The University will launch a year-long examination of diversity both on- and off-Grounds with a symposium and workshop Feb. 18-19.

The event will be entitled "Charting Diversity: Commitment, Honor, Challenge." The office of University President John T. Casteen III, the Equal Opportunity Programs Office and the president's Equal Opportunity/Affirmative Action Committee planned the event in response to recent debates about affirmative action and the use of race in college admissions.

"The conference is an educational endeavor intended to acquaint people with the legal issues that are in dispute in the Michigan case and in similar cases, and to review equal opportunity within the University," Casteen said.

The symposium will be held Feb. 18 and will include speakers from all over the country. Some of the scheduled speakers are from the University of Michigan -- a school that is being sued by the Center for Individual Rights for using race in admissions.
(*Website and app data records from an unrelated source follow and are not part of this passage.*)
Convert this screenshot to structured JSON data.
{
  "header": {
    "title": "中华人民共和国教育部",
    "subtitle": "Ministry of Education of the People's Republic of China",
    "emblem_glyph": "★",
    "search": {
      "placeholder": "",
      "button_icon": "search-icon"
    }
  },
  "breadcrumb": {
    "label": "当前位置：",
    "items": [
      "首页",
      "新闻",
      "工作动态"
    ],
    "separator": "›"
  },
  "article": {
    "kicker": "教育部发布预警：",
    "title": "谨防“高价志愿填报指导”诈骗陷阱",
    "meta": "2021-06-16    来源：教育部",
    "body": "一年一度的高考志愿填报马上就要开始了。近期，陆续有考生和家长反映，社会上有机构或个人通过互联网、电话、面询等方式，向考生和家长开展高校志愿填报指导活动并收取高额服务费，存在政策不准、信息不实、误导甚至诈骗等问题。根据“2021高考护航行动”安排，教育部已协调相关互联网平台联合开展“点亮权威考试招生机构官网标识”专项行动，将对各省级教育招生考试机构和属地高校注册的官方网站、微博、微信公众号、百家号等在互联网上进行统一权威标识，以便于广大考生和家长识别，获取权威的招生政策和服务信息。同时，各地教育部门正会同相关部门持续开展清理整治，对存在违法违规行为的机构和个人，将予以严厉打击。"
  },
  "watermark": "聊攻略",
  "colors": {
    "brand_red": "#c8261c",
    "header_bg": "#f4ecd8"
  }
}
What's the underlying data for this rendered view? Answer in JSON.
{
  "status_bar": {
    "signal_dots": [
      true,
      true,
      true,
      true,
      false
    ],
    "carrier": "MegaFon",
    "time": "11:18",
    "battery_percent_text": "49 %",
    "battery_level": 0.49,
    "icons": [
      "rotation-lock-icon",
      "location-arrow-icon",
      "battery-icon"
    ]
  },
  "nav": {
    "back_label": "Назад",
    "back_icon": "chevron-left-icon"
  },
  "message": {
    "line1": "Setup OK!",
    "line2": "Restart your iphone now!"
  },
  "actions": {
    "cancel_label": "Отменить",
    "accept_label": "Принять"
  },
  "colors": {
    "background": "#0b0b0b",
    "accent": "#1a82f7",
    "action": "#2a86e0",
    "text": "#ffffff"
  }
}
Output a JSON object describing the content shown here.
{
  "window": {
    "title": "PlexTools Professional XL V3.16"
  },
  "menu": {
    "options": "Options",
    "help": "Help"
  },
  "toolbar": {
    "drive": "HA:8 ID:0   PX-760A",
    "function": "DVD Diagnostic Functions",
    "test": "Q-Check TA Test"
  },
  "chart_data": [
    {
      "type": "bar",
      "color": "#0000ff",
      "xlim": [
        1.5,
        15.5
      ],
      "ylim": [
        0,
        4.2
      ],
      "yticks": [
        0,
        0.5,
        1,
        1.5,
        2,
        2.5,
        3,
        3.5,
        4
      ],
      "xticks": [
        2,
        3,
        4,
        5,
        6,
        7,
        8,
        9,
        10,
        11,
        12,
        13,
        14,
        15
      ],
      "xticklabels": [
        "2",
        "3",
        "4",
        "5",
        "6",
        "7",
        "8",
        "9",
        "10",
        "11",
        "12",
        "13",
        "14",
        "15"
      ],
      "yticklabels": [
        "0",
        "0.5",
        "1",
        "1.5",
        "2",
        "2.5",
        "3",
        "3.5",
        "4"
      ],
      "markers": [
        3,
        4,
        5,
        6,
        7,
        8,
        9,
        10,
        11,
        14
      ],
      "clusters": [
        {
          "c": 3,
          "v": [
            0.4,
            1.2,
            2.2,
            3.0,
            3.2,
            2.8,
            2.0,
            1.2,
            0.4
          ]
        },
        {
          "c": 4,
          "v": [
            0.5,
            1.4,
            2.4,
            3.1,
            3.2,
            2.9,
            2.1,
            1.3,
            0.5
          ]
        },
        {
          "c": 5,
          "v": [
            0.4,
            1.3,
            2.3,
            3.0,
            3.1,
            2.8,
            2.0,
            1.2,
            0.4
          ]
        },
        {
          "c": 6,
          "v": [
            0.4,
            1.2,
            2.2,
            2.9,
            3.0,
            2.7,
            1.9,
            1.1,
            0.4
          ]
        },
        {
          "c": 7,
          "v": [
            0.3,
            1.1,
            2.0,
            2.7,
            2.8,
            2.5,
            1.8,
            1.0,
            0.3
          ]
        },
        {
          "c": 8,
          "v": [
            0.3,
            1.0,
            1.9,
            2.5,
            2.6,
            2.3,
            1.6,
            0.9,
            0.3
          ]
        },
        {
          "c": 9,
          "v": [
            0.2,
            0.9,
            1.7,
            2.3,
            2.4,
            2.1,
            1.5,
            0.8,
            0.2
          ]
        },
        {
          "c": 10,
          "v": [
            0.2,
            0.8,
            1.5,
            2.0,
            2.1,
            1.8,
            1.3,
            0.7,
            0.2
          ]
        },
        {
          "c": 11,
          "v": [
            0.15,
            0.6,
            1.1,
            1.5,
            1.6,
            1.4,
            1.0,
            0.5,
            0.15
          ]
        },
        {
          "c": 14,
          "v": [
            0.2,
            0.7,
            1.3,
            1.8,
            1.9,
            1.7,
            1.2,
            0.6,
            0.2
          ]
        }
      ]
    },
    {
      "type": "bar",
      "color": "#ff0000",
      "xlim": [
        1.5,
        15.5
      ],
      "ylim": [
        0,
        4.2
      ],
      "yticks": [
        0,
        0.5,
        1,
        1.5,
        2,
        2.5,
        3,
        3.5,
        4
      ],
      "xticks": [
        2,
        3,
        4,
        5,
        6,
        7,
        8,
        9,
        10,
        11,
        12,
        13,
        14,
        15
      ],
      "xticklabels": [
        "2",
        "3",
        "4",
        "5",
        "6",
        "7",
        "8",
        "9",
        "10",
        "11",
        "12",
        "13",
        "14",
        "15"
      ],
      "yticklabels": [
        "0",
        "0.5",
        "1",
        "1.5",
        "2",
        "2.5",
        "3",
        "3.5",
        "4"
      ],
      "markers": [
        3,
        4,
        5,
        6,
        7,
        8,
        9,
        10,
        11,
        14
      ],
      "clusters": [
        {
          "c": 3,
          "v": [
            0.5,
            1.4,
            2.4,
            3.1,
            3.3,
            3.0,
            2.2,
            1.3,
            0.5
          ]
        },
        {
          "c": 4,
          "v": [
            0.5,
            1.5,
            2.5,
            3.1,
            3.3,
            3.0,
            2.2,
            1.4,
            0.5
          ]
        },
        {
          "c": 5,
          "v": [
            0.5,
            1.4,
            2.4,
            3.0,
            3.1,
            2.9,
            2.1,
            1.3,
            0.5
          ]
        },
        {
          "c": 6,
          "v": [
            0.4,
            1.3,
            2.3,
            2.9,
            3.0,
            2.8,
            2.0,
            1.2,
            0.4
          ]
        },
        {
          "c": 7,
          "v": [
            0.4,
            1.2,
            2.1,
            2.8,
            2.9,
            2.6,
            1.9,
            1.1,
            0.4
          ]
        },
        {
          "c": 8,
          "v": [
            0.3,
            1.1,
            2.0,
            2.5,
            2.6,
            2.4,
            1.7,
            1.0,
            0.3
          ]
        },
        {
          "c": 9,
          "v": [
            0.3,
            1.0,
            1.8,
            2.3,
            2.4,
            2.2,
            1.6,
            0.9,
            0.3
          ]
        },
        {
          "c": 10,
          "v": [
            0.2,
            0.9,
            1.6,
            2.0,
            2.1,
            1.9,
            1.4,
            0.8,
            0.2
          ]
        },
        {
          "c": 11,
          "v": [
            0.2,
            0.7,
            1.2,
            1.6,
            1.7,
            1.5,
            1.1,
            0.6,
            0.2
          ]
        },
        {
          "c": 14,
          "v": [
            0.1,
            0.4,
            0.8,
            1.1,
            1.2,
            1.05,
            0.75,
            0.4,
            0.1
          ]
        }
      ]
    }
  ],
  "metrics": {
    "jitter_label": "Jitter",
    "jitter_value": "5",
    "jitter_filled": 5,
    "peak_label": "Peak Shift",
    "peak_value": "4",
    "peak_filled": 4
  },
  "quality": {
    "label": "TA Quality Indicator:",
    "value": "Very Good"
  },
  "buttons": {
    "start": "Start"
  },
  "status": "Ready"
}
The organizers formed eight roundtable discussion groups of students, faculty and staff members who will examine diversity in specific areas such as curriculum and student development. Each group will have about 20 people.

Planners of the event said they hope the speakers will inform participants of national trends. They also hope the speakers will "get some good thinking started in the roundtables," University spokeswoman Louise Dudley said.

"Some laws [affecting diversity] have been changing so much there's some uncertainty," Dudley said. "We want to make sure we're up to speed."

On Feb. 19, the roundtables will meet to establish their goals for the coming year. At the end of 2000, they will report to the University community what they learned, and will recommend plans to improve diversity.

Asst. Dean of Students Glenna Chang, Linda Bunker, Education School professor and chairwoman of the Equal Opportunity/Affirmative Action Committee, and Karen Holt, director of the Equal Opportunity Programs Office, are organizing the conference.

"This is going to be a really great experience for the University," Chang said.

Patricia Werhane, chairwoman-elect of the Faculty Senate, will be on the roundtable group examining diversity in governance and leadership.

"I think [the conference] is a great idea," Werhane said. "We want to make sure we continue to attract a diverse student body"